3ˆ Cometa Social Innovation Conference

May 8th 2017 h. 15.00-19.00

Cometa, via Madruzza 36 – Como

In the daily global challenges of educational and training activities, the importance to help students, mainly young kids, to develop a personal resilience is paramount. New skills for the future jobs are required. This educational paradigm shift implies to change methods, to update competence, to innovate learning processes. Cooperation and co-creation among actors (policy-makers, schools, enterprise, research) become crucial. The Third Cometa Social Innovation Conference aims at concretely address the challenges related to this paradigm shift in the vocational education and training sector, including the new model of School-Job integration implemented by Cometa Formazione.
Guest speakers of this conference edition include Prof. Martin Mulder (University of Wageningen), 2016 award by the European Commission for his research on VET, who will focus on the process of innovation of competence in the context of the work-based learning. Prof. Mario Calderini (Politecnico di Milano) will outline the outcomes and impacts as emerged in a recent assessment of the Cometa school-job integration model. Hans Van Der Loo, expert in STEM approach, will conclude with an overview on the future trends of education in this Exponential Era.
(here a concept note. A wider article, in Italian, is available here, coauthored by Laureen De Palma, Paolo Nardi, Marianna Nicotra and Barbara Robbiani)
Registration at: eventi@puntocometa.org

The steps toward excellence in VET: an overview on recent policies

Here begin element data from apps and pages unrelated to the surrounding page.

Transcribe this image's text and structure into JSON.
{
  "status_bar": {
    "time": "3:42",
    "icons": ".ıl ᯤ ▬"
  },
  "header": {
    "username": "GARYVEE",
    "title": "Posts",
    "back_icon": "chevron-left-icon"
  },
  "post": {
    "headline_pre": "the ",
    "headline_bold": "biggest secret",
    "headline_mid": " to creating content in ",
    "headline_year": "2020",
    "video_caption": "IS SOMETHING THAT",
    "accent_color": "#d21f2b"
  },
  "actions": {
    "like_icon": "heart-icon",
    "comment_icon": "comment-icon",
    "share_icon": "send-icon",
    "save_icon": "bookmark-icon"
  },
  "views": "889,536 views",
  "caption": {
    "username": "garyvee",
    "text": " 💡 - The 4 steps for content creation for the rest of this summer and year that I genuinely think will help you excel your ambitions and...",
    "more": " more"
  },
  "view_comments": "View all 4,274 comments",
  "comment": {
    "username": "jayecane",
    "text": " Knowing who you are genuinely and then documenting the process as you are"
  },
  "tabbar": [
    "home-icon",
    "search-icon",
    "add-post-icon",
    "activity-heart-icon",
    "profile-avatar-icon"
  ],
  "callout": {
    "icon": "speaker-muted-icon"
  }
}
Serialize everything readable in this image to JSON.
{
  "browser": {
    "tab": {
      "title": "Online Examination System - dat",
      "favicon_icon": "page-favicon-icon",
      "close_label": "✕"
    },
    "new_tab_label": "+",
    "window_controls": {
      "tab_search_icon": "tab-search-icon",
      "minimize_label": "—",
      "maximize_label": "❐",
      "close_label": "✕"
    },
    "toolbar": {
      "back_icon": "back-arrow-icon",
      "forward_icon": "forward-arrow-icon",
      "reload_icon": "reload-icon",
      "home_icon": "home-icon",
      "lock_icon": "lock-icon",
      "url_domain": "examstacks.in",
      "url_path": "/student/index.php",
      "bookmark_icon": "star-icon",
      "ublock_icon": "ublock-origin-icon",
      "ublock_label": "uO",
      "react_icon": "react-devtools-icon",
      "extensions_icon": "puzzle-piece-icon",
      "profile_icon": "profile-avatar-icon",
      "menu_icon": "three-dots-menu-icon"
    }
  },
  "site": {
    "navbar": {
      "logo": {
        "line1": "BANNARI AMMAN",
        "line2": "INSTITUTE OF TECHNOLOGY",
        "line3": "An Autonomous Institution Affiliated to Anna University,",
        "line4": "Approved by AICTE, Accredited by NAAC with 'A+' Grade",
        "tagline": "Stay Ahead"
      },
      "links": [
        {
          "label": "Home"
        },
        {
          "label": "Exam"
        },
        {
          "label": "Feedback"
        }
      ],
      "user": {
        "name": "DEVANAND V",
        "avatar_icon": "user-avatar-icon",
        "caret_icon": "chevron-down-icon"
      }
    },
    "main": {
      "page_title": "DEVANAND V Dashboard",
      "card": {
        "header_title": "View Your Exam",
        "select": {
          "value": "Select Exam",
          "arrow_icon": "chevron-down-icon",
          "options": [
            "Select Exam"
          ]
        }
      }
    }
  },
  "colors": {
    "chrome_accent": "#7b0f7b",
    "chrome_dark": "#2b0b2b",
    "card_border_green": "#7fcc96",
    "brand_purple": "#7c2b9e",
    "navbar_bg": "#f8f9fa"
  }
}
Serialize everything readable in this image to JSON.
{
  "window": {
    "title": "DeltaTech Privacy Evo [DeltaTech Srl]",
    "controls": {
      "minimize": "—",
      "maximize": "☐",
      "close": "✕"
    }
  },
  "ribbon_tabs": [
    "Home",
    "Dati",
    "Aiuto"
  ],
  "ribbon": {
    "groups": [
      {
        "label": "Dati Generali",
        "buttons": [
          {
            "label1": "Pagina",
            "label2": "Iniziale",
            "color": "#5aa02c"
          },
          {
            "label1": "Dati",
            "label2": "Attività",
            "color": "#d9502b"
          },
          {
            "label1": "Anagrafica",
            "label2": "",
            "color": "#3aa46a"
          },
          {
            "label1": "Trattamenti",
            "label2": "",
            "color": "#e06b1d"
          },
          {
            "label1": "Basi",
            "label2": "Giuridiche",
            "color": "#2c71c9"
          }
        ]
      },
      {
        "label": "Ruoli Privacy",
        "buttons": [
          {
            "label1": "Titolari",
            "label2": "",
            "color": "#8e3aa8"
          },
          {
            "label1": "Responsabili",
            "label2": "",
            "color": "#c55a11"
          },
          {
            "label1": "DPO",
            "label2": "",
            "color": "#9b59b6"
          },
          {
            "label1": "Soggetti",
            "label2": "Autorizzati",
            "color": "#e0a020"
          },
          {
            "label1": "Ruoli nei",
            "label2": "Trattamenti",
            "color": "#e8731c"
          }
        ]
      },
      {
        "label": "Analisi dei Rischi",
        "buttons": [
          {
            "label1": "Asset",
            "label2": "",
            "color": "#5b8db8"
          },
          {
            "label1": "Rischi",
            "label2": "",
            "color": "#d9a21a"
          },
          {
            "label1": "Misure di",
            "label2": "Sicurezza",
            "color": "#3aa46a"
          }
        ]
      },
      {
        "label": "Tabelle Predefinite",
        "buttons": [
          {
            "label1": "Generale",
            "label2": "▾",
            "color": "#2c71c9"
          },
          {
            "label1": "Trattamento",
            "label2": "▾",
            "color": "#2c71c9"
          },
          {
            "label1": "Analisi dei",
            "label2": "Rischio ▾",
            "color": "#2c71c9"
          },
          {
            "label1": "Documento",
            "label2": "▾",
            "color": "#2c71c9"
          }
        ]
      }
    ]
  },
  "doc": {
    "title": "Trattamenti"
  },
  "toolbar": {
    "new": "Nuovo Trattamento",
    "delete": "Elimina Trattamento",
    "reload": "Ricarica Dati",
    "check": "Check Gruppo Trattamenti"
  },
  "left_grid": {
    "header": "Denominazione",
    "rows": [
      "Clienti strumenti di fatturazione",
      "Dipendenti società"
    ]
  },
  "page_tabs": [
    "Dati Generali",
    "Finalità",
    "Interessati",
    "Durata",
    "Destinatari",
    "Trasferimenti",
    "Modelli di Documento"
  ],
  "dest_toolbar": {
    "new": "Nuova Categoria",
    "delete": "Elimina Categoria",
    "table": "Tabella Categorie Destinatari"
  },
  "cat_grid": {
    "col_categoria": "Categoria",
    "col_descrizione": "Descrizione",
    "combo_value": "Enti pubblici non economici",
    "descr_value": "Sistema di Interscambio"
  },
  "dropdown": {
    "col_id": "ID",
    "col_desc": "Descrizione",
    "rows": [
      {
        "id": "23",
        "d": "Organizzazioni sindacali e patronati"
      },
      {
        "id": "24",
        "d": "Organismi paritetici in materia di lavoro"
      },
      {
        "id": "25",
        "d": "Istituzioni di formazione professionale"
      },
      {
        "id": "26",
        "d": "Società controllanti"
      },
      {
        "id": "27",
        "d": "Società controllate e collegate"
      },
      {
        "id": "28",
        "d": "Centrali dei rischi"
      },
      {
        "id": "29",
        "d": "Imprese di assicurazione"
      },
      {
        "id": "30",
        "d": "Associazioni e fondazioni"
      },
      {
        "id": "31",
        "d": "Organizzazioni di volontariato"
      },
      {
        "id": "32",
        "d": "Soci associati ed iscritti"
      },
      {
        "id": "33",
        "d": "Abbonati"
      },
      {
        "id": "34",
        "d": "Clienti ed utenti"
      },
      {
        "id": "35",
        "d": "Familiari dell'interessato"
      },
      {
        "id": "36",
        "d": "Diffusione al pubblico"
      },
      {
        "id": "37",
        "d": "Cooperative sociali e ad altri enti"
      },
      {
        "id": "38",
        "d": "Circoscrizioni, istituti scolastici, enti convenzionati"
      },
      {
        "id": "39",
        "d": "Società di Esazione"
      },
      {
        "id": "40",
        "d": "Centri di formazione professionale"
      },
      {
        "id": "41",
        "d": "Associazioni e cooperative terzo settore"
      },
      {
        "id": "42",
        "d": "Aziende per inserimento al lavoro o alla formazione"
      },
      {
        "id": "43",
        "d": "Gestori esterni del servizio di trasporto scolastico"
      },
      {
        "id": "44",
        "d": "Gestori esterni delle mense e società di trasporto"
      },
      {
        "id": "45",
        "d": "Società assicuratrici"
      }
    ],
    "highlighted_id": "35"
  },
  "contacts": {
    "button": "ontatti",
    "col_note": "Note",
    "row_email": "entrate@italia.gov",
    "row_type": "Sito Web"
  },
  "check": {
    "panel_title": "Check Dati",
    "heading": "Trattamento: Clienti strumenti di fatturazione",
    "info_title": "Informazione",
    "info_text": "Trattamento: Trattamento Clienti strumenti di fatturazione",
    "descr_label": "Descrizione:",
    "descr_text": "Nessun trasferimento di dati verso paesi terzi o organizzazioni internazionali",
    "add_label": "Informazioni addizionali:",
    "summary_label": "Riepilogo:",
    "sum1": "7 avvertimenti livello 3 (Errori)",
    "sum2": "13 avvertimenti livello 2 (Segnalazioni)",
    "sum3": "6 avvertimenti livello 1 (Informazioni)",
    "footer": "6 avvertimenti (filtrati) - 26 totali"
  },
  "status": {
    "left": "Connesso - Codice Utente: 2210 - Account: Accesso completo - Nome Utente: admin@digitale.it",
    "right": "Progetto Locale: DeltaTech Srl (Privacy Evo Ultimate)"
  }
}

“Making VET a first choice”: this is one of the main goals the recent EU New Skills Agenda (20161) has set for next years. Few months before, the so-called Riga Conclusions (20152) were approved during the EU Latvian Presidency by the Ministers of Education from the European Union Member States, candidate countries, Iceland, Norway and Liechtenstein, endorsing the new medium-term deliverables for vocational education and training. During this meeting, the ministers, supported by the associations of the European VET schools, aimed at stressing their efforts “in raising the overall quality and status of VET in the context of the Copenhagen process”. What declared in Riga and promoted one year later in the EU Skills Agenda, represents a new crucial step towards a set of new priorities and actions which will affect in particular the VET system at European level.